Across the country, the coronavirus has taken its heaviest toll in long-term care facilities, where patients are more likely to have underlying health conditions making them more vulnerable to becoming seriously ill or dying.

The combination of such patients living in close quarters and nursing homes struggling to control the spread within their facilities has contributed to more than 5,000 coronavirus-related deaths in Pennsylvania this year — nearly two-thirds of the state’s total deaths.

In New Jersey, just under half of the state’s nearly 16,000 deaths have been linked to nursing homes.

The guidances Wolf and Murphy issued in March along with similar advisories by New York Gov. Andrew Cuomo and Michigan Gov. Gretchen Whitmer varied in their requirements and whether or not they were mandatory or simply advisory.

New York, for example, ordered that “no resident shall be denied readmission or admission to [a nursing home] solely based on a confirmed or suspected diagnosis of COVID-19.”

Cuomo later said that operators always had the authority to turn away patients they felt they could not care for safely and revised his order to prohibit hospitals from discharging patients to nursing homes until they test negative for the virus.

In Pennsylvania, however, guidelines issued that same month recommended that nursing homes readmit patients who “have had the COVID-19 virus.”

Previous reporting by Spotlight PA has detailed flaws in the state’s nursing home response, including a decision not to quickly carry out a plan to send strike teams into struggling facilities.

But Pennsylvania Health Secretary Rachel Levine has said there is no evidence that the requirements surrounding the admission of COVID-positive patients contributed to any deaths.

Instead, she has pointed to epidemiologists who have linked the prevalence of the coronavirus in any particular long-term care facility directly to its reach in surrounding communities.

In its letter Wednesday, the Justice Department said it was singling out Pennsylvania, New Jersey, New York, and Michigan because all four states had a higher per-capita death rate from the coronavirus than states like Texas and Florida, which have seen higher overall case numbers.

But according to a New York Times analysis, Pennsylvania ranks fifth in the nation, behind New Hampshire, Rhode Island, Connecticut, and Minnesota, in terms of the share of coronavirus deaths linked to long-term care facilities.

New Jersey ranks 26th with 43% of COVID deaths linked to nursing homes, while Florida falls only one percentage point below that and ranks 29th on the list. Texas is 38th, with just under a third of deaths stemming from long-term care facilities, according to the Times.

The surging overall case totals in Texas and Florida also have largely occurred since June — months after Pennsylvania, New Jersey, New York, and Michigan were hit hardest by the pandemic at a time when its transmission was less understood and when widespread testing was less available.

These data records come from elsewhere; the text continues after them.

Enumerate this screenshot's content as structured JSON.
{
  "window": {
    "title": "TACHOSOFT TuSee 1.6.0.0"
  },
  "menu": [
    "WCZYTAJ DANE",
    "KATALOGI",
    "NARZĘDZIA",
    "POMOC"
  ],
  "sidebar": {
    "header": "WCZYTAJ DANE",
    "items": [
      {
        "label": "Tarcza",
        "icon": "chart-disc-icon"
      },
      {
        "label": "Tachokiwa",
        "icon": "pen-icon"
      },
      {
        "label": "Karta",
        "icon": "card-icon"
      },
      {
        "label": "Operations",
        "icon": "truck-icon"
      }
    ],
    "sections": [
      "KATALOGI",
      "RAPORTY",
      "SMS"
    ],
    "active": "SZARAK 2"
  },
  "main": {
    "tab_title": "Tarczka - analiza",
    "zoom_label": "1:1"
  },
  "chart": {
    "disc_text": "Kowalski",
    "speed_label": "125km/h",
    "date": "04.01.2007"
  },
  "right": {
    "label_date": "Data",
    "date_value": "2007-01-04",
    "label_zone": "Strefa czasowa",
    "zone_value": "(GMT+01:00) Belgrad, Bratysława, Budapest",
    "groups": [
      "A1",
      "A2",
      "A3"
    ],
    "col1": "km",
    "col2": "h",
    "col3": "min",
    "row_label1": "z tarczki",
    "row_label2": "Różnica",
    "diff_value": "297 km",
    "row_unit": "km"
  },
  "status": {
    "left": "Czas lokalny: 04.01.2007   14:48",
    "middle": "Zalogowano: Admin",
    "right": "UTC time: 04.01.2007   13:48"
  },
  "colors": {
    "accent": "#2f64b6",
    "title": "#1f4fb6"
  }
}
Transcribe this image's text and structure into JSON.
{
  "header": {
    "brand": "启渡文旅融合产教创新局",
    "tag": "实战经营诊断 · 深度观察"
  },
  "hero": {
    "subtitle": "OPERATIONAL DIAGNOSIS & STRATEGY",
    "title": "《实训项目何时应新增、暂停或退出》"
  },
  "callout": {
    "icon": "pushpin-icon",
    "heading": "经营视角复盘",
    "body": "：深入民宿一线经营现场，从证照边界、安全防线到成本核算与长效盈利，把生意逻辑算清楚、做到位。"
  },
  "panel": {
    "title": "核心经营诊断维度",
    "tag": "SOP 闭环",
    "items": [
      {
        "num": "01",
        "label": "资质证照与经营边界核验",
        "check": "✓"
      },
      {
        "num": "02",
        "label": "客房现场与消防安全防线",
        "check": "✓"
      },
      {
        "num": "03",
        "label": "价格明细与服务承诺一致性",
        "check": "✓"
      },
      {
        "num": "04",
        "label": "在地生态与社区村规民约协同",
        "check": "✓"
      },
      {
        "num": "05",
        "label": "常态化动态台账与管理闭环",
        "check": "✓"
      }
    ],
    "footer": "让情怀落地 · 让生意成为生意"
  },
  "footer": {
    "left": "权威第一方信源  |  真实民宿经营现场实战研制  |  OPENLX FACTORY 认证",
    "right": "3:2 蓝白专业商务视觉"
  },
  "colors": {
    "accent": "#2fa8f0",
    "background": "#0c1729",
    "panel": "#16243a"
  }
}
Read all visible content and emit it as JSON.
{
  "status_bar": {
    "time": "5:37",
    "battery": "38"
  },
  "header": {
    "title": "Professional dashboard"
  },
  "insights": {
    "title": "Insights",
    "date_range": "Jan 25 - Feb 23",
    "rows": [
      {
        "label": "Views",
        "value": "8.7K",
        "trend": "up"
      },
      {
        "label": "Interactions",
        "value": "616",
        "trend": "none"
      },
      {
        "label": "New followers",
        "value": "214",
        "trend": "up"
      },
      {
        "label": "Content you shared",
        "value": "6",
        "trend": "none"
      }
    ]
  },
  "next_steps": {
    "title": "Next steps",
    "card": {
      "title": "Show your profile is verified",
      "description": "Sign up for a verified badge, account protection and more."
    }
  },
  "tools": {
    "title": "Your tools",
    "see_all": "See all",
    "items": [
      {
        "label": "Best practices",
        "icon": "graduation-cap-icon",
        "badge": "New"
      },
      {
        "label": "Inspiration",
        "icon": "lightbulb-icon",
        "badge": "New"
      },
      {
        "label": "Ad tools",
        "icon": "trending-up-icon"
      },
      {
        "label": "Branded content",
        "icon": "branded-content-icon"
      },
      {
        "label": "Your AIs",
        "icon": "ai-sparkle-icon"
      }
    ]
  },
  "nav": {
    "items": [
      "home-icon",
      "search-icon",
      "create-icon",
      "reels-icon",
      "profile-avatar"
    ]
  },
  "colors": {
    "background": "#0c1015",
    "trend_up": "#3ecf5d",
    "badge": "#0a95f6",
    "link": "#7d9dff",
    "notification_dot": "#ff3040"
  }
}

The Justice Department said it would pursue any investigation that develops under a federal law that protects the rights of people in state-run nursing homes. There are 27 such state- or county-run facilities in Pennsylvania and 11 in New Jersey.

“Protecting the rights of some of society’s most vulnerable members, including elderly nursing home residents, is one of our country’s most important obligations,” Dreiband, the assistant attorney general, said in a statement. “We must ensure they are adequately cared for with dignity and respect and not unnecessarily put at risk.”

Staff writers Allison Steele and Harold Brubaker contributed to this article.